Jennifer Aniston: 'Christmas is people, but you've gotta have mistletoe'
Jennifer Aniston may play a bit of a Scrooge in her new film, but she couldn't be more festive (and lovely) in real life. The actress tells Jeananne Craig about keeping positive, feeling like family on set, and why she's all about festive cheer.
Christmas at Jennifer Aniston's house sounds like a rather magical affair. "Usually there's a Christmas tree-trimming party, with hot chocolate and chilli and a bunch of friends," says the jet-setting actress, blue eyes twinkling.
"It's fun with family and friends, and it's so nice to be home for Christmas."
The perfect festive party involves "great music, good, warm, cosy food, a great fireplace, the right alchemy of people and mistletoe - you've gotta have some mistletoe," she adds.
It all sounds as sweet and wholesome as a Friends Christmas special, which couldn't be further from her latest, less-than-clean-cut comedy, Office Christmas Party, about a group of colleagues who stage the messiest, booziest bash imaginable (and must deal with the mother of all hangovers afterwards).
Given recent political events in the United States, Aniston, (47) - a prominent Hillary Clinton supporter - gives a wry smile as she jokes there may have been times lately that have felt like "the worst Christmas party you ever attended, that you wish you could forget".
Rallying herself, the actress, who married actor Justin Theroux in August last year, adds: "I'm just trying to stay positive. You've got to move forward and hope for the best for our country and for everyone in it." In Office Christmas Party, Aniston plays Carol, a tough-talking CEO who tries to close the Chicago branch run by her immature and hedonistic brother, Clay (played by comedian TJ Miller).

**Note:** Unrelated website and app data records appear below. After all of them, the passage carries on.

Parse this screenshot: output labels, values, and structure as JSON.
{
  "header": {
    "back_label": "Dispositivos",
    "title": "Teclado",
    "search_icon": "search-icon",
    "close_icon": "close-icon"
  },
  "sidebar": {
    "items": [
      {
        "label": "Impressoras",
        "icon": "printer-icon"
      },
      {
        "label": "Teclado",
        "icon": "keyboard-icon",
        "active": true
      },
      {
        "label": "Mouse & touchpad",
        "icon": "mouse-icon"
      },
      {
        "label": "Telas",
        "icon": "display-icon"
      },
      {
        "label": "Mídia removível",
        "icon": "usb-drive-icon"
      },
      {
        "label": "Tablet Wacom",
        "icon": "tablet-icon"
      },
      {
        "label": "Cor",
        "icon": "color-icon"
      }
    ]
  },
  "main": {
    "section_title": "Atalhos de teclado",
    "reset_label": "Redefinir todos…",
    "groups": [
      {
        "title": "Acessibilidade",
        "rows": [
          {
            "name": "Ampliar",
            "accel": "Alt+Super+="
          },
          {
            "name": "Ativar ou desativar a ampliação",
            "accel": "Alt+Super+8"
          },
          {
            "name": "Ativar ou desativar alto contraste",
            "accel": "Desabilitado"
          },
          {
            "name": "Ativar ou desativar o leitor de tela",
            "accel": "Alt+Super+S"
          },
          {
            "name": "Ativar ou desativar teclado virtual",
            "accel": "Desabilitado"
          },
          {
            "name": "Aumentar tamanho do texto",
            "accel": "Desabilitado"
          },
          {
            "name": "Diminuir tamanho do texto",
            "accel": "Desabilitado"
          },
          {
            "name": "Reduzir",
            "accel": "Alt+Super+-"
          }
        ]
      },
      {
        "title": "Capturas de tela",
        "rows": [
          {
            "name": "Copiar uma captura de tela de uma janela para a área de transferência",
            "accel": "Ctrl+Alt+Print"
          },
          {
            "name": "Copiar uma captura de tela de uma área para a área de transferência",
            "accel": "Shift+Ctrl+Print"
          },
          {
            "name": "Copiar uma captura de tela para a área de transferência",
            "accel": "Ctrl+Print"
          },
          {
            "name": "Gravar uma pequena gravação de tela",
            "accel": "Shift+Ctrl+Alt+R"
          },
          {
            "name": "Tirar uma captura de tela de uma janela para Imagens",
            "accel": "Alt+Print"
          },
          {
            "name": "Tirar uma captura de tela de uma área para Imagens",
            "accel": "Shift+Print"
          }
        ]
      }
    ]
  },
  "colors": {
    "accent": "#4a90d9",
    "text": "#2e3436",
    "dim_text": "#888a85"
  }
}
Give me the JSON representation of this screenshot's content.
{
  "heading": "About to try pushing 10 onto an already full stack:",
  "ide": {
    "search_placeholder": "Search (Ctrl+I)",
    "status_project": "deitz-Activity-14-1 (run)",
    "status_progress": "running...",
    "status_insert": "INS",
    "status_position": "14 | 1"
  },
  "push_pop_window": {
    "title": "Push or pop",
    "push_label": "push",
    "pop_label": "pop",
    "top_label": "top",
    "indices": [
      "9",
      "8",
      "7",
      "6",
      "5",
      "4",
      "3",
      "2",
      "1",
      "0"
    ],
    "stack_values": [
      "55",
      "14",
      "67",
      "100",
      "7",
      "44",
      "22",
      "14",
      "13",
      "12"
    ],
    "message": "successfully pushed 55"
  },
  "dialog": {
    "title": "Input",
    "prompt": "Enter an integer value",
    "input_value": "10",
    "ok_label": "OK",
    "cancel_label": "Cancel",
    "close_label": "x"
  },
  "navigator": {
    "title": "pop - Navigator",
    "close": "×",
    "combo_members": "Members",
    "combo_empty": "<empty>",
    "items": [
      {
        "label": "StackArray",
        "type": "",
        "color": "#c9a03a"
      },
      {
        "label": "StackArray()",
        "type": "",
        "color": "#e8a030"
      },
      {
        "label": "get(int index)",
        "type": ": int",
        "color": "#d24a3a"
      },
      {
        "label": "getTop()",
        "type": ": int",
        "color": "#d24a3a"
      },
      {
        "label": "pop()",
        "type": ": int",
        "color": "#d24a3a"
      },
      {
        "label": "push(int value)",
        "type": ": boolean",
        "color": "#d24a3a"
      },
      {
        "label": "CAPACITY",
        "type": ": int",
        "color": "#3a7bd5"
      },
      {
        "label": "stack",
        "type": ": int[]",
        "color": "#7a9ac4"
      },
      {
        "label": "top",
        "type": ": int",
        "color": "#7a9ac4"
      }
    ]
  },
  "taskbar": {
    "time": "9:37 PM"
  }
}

With jobs and livelihoods at stake, Clay and his right hand man Josh (Jason Bateman) must rally their co-workers and hold an epic do to impress a potential client and secure a contract that will save their skin.
As killjoy Carol, Aniston didn't get to film any of the wild party scenes, but that was just fine by her.
"I gotta be honest, I was pretty relieved not to have been part of it," says the star, the picture of healthy living, with glowing skin and those celebrated golden locks.
"It looks fun to watch, but to shoot, those guys were exhausted - and not in a good way, because it was all fake."
Besides, Aniston did get to cut loose during the shoot, when Carol uses some impressive fight skills against her brother, among other characters.
"I have some fun with TJ, my big, big, big 6ft 5in brother - I got to pretend I was strong enough to kick his bum."
Office Christmas Party marks Aniston's fifth collaboration with Bateman, who she's previously starred alongside in The Break-Up (2006), The Switch (2010), and the Horrible Bosses movies (2011 and 2014).
It's also the second film she and Bateman have made with Will Speck and Josh Gordon, who also directed The Switch.
"We're all like family at this point," says the California-born actress. "There's definitely a shorthand and confidence as to how we work together.
"If you have that trust, you can immediately tell one another what works and what doesn't."
Speck and Gordon, meanwhile, are full of praise for her "fearlessness" when it comes to playing deliciously dislikeable comedy characters (Horrible Bosses fans will recall her brilliant turn as a nymphomaniac dentist). She has some empathy towards her Scrooge-like character, who seems to have no qualms about firing her staff right before December 25.
"I looked upon Carol as a sort of grown-up Jeanie Bueller to Clay's Ferris Bueller," she says, referring to the rowing siblings played by Jennifer Grey and Matthew Broderick in 1986 cult classic Ferris Bueller's Day Off.
"She has incredible resentment toward him because he's a goof off and got every break growing up. She wants to prove herself as the smartest, most competent person in the room. Sadly, she didn't really develop her soft, fuzzy side."
And does Aniston share any character traits with Carol? "Maybe some of her clothes, but other than that... no," she says, laughing.
In recent months Aniston - who was famously married to Brad Pitt for five years - has been hailed as something of a feminist role-model after writing an eloquent and honest essay on the "sport-like scrutiny and body-shaming" female celebrities experience (in particular, the world's apparent fascination with whether or not she is pregnant).
"I'm not looking at the labels of it, I'm just happy that people are receiving the information and it feels timely and right. I'm happy to contribute in any way."
She has also turned her hand to directing, contributing to Project Five, an anthology of five short films exploring the impact of breast cancer on people's lives.
She's also preparing to produce the film The Goree Girls (about an all-female Country and Western group who formed in prison in the Forties).
Thankfully for her staff, her management style couldn't be more different to Carol's.
"I'm a great boss. We have a great time together and we get a lot of creative, wonderful work done and everyone is treated beautifully. I would have it no other way, ever," Aniston insists. And given her evident warmth, it's easy to believe her.
- Office Christmas Party is out today